Only lines with the string "JSON" matter here; gather them from the material below.

** Opening Material for this task block **

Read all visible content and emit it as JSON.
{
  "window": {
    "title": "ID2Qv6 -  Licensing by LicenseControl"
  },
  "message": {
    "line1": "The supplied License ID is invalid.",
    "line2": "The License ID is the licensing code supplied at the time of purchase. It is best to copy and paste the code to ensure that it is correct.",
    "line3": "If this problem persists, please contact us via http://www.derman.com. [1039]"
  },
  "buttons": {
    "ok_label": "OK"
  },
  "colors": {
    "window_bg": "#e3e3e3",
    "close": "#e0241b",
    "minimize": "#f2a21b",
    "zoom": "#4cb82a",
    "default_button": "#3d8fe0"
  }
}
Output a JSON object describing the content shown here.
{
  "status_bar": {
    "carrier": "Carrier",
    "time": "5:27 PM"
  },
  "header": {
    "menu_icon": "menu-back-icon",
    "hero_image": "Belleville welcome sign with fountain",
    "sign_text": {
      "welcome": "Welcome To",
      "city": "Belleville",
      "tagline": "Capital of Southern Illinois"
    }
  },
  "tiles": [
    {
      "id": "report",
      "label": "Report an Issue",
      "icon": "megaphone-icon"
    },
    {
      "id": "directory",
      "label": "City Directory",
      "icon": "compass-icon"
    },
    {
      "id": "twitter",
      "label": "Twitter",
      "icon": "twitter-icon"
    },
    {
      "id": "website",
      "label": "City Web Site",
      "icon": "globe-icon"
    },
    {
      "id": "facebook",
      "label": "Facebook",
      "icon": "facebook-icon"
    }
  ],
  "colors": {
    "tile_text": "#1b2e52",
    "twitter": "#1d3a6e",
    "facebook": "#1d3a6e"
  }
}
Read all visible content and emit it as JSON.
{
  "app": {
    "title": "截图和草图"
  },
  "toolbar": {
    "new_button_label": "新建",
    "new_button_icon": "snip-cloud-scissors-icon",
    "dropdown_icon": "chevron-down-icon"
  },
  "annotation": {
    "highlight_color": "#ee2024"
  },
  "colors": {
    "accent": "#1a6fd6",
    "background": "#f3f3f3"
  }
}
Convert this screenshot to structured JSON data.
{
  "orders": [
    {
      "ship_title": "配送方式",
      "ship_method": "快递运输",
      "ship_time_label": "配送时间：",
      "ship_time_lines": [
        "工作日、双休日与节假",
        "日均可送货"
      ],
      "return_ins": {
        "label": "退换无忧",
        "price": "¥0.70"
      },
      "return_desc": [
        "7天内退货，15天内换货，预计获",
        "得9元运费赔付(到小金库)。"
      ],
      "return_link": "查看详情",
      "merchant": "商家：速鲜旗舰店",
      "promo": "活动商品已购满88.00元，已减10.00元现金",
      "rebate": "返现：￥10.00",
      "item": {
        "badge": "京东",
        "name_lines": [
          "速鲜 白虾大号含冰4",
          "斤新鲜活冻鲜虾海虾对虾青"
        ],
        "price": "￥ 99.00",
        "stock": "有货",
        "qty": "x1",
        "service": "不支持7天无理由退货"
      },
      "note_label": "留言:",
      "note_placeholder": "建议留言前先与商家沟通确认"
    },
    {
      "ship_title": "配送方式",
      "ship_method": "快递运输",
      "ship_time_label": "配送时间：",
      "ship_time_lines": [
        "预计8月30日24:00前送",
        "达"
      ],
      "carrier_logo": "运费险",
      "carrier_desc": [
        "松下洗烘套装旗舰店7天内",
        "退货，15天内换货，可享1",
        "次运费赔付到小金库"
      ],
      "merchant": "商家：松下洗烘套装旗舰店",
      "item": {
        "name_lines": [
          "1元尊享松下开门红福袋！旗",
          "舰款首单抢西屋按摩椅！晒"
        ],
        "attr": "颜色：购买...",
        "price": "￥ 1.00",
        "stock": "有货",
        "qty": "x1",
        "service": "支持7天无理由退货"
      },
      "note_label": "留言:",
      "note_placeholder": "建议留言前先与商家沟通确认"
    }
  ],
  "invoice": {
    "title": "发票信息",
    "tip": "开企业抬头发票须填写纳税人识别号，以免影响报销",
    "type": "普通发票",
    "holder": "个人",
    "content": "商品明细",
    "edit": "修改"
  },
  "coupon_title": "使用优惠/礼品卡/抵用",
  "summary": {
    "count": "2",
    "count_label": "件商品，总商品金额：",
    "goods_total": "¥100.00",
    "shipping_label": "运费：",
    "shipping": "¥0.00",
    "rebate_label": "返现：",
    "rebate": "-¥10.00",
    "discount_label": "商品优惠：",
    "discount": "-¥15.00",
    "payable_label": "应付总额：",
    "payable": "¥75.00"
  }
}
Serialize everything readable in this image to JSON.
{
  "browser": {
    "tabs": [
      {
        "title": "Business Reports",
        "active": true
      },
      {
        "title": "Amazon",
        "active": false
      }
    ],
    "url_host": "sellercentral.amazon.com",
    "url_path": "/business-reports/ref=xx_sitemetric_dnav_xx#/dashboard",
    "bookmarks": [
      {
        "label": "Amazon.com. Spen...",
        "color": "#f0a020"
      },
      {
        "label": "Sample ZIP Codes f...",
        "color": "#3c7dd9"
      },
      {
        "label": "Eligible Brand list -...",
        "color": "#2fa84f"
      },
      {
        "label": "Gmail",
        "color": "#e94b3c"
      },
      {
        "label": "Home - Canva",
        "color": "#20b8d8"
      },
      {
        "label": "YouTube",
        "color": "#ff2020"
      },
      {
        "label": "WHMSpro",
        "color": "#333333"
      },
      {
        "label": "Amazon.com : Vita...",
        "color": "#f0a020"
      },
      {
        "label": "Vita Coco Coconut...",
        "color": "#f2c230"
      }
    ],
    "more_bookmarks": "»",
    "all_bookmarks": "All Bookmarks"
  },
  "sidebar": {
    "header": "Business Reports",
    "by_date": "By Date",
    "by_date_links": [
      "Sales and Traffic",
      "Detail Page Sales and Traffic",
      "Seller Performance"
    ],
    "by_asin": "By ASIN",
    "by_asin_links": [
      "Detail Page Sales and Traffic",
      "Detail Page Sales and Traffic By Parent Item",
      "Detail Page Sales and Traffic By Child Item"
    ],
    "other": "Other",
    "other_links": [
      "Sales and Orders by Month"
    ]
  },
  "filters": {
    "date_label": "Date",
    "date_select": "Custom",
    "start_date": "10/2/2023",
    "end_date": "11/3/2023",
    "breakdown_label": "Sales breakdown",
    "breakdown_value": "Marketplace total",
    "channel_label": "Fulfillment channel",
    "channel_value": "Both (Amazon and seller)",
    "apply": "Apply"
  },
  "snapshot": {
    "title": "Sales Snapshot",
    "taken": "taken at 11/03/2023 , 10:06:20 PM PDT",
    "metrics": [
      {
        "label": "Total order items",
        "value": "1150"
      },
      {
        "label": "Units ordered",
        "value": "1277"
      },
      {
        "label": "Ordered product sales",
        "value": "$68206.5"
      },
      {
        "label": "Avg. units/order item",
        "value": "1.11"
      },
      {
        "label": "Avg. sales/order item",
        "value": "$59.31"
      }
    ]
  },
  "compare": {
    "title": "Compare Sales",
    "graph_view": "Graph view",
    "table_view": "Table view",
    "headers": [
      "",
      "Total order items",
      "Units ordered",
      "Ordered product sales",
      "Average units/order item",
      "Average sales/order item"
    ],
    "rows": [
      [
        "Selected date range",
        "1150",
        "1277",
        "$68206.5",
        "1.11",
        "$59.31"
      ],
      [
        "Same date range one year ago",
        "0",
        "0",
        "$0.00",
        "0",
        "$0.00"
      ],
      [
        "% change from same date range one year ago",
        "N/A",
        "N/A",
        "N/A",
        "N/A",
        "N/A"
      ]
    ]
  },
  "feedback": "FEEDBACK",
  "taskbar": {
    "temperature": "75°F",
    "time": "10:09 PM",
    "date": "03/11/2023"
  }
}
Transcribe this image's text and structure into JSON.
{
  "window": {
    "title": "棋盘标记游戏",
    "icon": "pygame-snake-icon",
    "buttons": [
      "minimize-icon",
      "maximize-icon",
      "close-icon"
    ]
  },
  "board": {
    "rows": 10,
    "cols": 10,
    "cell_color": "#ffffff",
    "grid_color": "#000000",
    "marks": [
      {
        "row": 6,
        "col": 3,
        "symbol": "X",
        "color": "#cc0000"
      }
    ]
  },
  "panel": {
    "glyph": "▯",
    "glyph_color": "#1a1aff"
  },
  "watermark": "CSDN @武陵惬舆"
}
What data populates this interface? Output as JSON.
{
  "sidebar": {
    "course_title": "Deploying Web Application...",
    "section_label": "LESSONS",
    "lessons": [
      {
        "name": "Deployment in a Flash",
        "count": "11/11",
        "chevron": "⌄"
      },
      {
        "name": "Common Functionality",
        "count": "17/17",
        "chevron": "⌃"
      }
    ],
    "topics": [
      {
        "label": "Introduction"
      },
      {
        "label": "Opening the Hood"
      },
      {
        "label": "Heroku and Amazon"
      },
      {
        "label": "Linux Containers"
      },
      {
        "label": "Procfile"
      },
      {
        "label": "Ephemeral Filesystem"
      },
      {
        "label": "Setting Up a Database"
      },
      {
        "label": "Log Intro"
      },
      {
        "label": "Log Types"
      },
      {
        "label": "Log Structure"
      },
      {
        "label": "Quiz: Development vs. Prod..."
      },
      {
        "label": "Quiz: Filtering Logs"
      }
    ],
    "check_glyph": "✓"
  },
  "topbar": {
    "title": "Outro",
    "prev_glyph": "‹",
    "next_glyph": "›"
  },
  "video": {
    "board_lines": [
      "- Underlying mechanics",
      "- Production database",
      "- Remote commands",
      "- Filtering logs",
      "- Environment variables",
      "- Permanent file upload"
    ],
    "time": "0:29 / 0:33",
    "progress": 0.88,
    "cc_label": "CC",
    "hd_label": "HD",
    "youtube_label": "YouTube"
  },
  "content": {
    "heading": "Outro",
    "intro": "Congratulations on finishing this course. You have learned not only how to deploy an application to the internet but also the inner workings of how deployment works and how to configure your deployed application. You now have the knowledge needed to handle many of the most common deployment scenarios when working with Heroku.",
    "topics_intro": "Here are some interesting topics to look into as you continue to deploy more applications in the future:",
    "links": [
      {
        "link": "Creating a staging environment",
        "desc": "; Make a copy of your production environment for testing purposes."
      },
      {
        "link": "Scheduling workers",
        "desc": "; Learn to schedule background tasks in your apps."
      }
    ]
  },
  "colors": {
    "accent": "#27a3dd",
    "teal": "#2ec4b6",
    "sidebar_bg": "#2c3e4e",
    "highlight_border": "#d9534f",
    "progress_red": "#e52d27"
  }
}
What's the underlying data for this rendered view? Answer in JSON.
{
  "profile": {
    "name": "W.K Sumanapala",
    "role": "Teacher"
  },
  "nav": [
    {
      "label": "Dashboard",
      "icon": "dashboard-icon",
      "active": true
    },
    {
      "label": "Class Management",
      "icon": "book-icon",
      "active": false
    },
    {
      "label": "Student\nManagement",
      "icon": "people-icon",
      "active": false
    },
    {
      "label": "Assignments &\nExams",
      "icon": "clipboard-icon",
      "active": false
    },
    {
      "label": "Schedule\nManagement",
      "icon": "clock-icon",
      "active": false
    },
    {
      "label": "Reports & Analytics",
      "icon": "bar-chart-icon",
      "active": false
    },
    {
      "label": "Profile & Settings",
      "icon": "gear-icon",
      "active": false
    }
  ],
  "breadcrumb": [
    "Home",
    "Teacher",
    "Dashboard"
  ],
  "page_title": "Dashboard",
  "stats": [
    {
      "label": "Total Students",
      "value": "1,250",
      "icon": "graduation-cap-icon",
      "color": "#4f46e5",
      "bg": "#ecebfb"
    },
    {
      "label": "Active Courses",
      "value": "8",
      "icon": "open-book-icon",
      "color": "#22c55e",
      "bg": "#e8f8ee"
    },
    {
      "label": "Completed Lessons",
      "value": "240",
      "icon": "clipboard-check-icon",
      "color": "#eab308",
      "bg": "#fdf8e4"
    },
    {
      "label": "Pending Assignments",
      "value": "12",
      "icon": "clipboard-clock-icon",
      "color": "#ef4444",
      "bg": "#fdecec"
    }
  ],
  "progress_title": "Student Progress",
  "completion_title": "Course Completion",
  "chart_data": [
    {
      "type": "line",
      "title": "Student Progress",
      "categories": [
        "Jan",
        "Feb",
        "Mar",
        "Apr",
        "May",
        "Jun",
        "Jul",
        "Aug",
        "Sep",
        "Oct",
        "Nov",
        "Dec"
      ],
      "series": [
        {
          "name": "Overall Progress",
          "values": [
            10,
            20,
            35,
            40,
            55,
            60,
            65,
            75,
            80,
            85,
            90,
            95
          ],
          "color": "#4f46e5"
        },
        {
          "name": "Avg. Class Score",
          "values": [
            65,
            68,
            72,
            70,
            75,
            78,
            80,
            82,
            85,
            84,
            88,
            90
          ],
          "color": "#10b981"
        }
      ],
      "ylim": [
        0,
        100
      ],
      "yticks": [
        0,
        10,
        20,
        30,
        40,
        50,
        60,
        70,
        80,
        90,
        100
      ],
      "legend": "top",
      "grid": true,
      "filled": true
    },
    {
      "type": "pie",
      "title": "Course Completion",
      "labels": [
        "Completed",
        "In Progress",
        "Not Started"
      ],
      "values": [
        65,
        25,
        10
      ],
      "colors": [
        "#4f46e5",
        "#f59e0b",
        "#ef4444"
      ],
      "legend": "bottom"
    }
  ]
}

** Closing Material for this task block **

Task solution:
Read all visible content and emit it as JSON.
Output a JSON object describing the content shown here.
Read all visible content and emit it as JSON.
Convert this screenshot to structured JSON data.
Serialize everything readable in this image to JSON.
Transcribe this image's text and structure into JSON.
What data populates this interface? Output as JSON.
What's the underlying data for this rendered view? Answer in JSON.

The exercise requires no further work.